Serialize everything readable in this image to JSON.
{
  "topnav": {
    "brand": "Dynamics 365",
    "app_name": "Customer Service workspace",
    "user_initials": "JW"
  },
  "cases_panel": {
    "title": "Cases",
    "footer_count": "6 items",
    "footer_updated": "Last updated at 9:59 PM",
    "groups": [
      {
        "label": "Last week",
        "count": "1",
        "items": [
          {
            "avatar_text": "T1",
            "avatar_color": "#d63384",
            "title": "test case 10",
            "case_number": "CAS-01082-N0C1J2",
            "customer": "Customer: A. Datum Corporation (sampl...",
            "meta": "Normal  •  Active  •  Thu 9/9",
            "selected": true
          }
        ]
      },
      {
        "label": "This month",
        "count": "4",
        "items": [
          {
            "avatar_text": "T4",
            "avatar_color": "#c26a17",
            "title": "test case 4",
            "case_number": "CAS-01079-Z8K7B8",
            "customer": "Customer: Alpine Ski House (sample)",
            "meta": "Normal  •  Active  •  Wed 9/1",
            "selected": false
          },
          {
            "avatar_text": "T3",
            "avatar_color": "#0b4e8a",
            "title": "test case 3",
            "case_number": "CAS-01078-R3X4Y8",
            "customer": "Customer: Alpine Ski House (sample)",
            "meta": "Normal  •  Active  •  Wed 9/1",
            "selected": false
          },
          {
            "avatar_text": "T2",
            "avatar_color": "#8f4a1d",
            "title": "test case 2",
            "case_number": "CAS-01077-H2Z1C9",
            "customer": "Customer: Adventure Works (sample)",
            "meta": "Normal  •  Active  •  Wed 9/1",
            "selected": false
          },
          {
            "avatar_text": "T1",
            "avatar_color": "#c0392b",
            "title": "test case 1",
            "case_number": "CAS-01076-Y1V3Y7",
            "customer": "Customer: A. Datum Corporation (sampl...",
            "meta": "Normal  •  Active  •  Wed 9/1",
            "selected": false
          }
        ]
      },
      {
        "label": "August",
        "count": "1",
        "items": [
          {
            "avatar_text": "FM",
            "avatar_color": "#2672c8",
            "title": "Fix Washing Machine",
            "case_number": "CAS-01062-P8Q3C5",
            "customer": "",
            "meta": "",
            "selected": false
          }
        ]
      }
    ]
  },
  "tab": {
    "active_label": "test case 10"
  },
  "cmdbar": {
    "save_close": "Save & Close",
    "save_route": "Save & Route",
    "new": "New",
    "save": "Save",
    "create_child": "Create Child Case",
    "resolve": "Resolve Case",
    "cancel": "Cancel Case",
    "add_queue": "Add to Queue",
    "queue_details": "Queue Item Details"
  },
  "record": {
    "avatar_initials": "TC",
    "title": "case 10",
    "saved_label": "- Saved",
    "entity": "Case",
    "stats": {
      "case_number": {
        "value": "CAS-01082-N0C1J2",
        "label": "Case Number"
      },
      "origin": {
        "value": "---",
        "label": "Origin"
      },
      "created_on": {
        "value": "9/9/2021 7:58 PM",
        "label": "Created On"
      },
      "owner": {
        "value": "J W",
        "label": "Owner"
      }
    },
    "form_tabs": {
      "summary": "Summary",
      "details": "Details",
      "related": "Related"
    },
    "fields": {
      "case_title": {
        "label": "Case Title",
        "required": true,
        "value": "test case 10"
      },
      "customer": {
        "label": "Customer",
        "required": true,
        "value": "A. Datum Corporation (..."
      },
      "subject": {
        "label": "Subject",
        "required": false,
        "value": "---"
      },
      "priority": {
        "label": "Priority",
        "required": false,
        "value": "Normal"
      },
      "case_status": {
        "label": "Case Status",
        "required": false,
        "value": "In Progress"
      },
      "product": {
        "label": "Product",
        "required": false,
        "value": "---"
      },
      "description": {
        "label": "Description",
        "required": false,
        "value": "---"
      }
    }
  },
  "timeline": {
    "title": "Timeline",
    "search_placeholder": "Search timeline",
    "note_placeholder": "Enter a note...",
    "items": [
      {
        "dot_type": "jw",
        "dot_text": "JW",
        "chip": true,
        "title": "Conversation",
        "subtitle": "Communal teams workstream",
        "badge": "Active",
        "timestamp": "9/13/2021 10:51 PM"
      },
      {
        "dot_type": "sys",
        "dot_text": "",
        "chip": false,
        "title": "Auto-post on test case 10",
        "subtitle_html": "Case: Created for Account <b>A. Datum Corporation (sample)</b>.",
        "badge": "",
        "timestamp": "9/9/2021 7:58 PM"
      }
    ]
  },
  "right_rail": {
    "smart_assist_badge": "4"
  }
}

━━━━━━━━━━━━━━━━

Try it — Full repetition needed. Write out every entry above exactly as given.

Task output —
Serialize everything readable in this image to JSON.
{
  "topnav": {
    "brand": "Dynamics 365",
    "app_name": "Customer Service workspace",
    "user_initials": "JW"
  },
  "cases_panel": {
    "title": "Cases",
    "footer_count": "6 items",
    "footer_updated": "Last updated at 9:59 PM",
    "groups": [
      {
        "label": "Last week",
        "count": "1",
        "items": [
          {
            "avatar_text": "T1",
            "avatar_color": "#d63384",
            "title": "test case 10",
            "case_number": "CAS-01082-N0C1J2",
            "customer": "Customer: A. Datum Corporation (sampl...",
            "meta": "Normal  •  Active  •  Thu 9/9",
            "selected": true
          }
        ]
      },
      {
        "label": "This month",
        "count": "4",
        "items": [
          {
            "avatar_text": "T4",
            "avatar_color": "#c26a17",
            "title": "test case 4",
            "case_number": "CAS-01079-Z8K7B8",
            "customer": "Customer: Alpine Ski House (sample)",
            "meta": "Normal  •  Active  •  Wed 9/1",
            "selected": false
          },
          {
            "avatar_text": "T3",
            "avatar_color": "#0b4e8a",
            "title": "test case 3",
            "case_number": "CAS-01078-R3X4Y8",
            "customer": "Customer: Alpine Ski House (sample)",
            "meta": "Normal  •  Active  •  Wed 9/1",
            "selected": false
          },
          {
            "avatar_text": "T2",
            "avatar_color": "#8f4a1d",
            "title": "test case 2",
            "case_number": "CAS-01077-H2Z1C9",
            "customer": "Customer: Adventure Works (sample)",
            "meta": "Normal  •  Active  •  Wed 9/1",
            "selected": false
          },
          {
            "avatar_text": "T1",
            "avatar_color": "#c0392b",
            "title": "test case 1",
            "case_number": "CAS-01076-Y1V3Y7",
            "customer": "Customer: A. Datum Corporation (sampl...",
            "meta": "Normal  •  Active  •  Wed 9/1",
            "selected": false
          }
        ]
      },
      {
        "label": "August",
        "count": "1",
        "items": [
          {
            "avatar_text": "FM",
            "avatar_color": "#2672c8",
            "title": "Fix Washing Machine",
            "case_number": "CAS-01062-P8Q3C5",
            "customer": "",
            "meta": "",
            "selected": false
          }
        ]
      }
    ]
  },
  "tab": {
    "active_label": "test case 10"
  },
  "cmdbar": {
    "save_close": "Save & Close",
    "save_route": "Save & Route",
    "new": "New",
    "save": "Save",
    "create_child": "Create Child Case",
    "resolve": "Resolve Case",
    "cancel": "Cancel Case",
    "add_queue": "Add to Queue",
    "queue_details": "Queue Item Details"
  },
  "record": {
    "avatar_initials": "TC",
    "title": "case 10",
    "saved_label": "- Saved",
    "entity": "Case",
    "stats": {
      "case_number": {
        "value": "CAS-01082-N0C1J2",
        "label": "Case Number"
      },
      "origin": {
        "value": "---",
        "label": "Origin"
      },
      "created_on": {
        "value": "9/9/2021 7:58 PM",
        "label": "Created On"
      },
      "owner": {
        "value": "J W",
        "label": "Owner"
      }
    },
    "form_tabs": {
      "summary": "Summary",
      "details": "Details",
      "related": "Related"
    },
    "fields": {
      "case_title": {
        "label": "Case Title",
        "required": true,
        "value": "test case 10"
      },
      "customer": {
        "label": "Customer",
        "required": true,
        "value": "A. Datum Corporation (..."
      },
      "subject": {
        "label": "Subject",
        "required": false,
        "value": "---"
      },
      "priority": {
        "label": "Priority",
        "required": false,
        "value": "Normal"
      },
      "case_status": {
        "label": "Case Status",
        "required": false,
        "value": "In Progress"
      },
      "product": {
        "label": "Product",
        "required": false,
        "value": "---"
      },
      "description": {
        "label": "Description",
        "required": false,
        "value": "---"
      }
    }
  },
  "timeline": {
    "title": "Timeline",
    "search_placeholder": "Search timeline",
    "note_placeholder": "Enter a note...",
    "items": [
      {
        "dot_type": "jw",
        "dot_text": "JW",
        "chip": true,
        "title": "Conversation",
        "subtitle": "Communal teams workstream",
        "badge": "Active",
        "timestamp": "9/13/2021 10:51 PM"
      },
      {
        "dot_type": "sys",
        "dot_text": "",
        "chip": false,
        "title": "Auto-post on test case 10",
        "subtitle_html": "Case: Created for Account <b>A. Datum Corporation (sample)</b>.",
        "badge": "",
        "timestamp": "9/9/2021 7:58 PM"
      }
    ]
  },
  "right_rail": {
    "smart_assist_badge": "4"
  }
}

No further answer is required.